Dataset rows for apps and sites:
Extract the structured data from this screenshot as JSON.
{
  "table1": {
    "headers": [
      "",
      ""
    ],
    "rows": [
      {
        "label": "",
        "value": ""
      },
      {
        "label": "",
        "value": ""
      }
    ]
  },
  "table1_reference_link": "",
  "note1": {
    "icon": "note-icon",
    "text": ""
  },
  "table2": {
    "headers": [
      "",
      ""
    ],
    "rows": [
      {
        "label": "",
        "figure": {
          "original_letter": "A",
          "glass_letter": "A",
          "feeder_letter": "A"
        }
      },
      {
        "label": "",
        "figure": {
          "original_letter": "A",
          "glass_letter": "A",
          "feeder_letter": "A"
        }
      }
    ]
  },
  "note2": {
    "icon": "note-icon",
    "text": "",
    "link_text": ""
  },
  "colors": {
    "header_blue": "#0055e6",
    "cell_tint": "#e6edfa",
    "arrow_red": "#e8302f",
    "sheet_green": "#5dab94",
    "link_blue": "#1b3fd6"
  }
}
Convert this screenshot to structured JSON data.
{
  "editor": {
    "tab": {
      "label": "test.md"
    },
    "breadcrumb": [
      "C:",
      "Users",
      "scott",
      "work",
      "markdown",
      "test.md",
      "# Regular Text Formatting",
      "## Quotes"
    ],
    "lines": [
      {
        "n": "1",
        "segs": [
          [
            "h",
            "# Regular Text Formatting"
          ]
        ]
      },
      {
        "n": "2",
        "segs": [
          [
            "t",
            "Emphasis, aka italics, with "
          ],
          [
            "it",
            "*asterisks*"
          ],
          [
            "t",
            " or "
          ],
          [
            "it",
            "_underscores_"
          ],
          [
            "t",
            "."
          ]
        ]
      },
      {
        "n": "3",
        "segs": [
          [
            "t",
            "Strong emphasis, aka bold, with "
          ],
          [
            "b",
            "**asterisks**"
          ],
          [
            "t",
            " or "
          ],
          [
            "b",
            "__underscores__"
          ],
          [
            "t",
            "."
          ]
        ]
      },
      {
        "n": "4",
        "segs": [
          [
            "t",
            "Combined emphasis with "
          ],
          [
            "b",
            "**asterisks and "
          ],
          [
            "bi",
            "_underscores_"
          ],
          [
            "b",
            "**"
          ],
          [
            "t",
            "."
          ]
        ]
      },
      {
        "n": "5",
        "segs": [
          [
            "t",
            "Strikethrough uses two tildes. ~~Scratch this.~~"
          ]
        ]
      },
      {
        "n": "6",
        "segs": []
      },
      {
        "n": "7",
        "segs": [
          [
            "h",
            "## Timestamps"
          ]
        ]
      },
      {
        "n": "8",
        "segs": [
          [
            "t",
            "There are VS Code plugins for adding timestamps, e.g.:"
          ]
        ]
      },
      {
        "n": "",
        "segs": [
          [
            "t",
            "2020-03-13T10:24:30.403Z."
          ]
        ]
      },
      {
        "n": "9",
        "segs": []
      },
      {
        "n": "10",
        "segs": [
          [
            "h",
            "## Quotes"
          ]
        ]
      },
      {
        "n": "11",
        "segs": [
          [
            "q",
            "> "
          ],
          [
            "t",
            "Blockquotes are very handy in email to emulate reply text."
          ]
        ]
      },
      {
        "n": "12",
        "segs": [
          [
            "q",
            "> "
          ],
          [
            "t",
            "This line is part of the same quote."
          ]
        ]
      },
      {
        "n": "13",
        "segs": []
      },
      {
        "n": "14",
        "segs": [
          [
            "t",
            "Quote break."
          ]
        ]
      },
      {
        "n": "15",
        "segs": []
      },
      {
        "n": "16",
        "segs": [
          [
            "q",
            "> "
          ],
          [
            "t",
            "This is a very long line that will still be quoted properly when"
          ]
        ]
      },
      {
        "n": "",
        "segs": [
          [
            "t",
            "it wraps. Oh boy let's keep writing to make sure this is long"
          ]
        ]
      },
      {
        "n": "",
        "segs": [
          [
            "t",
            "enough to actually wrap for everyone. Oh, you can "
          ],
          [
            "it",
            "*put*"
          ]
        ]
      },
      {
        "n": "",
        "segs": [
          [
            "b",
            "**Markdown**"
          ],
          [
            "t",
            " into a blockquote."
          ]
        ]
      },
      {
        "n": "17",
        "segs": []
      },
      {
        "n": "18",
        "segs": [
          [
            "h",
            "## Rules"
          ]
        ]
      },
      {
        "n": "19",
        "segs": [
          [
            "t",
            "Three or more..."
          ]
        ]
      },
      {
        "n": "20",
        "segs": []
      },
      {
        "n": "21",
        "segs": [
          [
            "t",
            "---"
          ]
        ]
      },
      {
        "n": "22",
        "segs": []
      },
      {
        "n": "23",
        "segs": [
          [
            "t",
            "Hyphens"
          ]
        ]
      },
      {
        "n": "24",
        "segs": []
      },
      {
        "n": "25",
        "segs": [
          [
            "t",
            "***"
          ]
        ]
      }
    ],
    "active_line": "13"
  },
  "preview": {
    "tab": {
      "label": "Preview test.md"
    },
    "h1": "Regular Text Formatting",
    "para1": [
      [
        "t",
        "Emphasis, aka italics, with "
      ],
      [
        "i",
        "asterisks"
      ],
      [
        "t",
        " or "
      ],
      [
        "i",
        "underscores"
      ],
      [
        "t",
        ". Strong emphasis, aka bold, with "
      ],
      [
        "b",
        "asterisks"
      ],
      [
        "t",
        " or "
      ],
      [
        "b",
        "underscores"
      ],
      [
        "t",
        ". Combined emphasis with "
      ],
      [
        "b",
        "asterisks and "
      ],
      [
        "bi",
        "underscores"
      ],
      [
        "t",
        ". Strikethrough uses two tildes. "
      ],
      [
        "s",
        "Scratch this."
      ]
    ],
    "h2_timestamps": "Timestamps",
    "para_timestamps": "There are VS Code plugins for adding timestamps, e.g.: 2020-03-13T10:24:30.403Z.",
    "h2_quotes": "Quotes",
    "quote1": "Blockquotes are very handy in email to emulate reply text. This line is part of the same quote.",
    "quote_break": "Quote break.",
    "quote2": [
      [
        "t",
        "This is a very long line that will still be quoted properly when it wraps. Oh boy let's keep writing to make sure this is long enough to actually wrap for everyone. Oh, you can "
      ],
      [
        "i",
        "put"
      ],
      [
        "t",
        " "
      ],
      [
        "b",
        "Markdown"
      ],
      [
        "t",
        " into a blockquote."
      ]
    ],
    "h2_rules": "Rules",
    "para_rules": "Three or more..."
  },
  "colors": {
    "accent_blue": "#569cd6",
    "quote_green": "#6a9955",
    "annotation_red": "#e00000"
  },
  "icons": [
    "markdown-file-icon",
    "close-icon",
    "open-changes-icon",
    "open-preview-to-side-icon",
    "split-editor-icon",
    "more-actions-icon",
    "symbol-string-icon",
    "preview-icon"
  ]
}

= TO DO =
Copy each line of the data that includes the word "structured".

= RESULT FOR THIS EXERCISE =
Extract the structured data from this screenshot as JSON.
Convert this screenshot to structured JSON data.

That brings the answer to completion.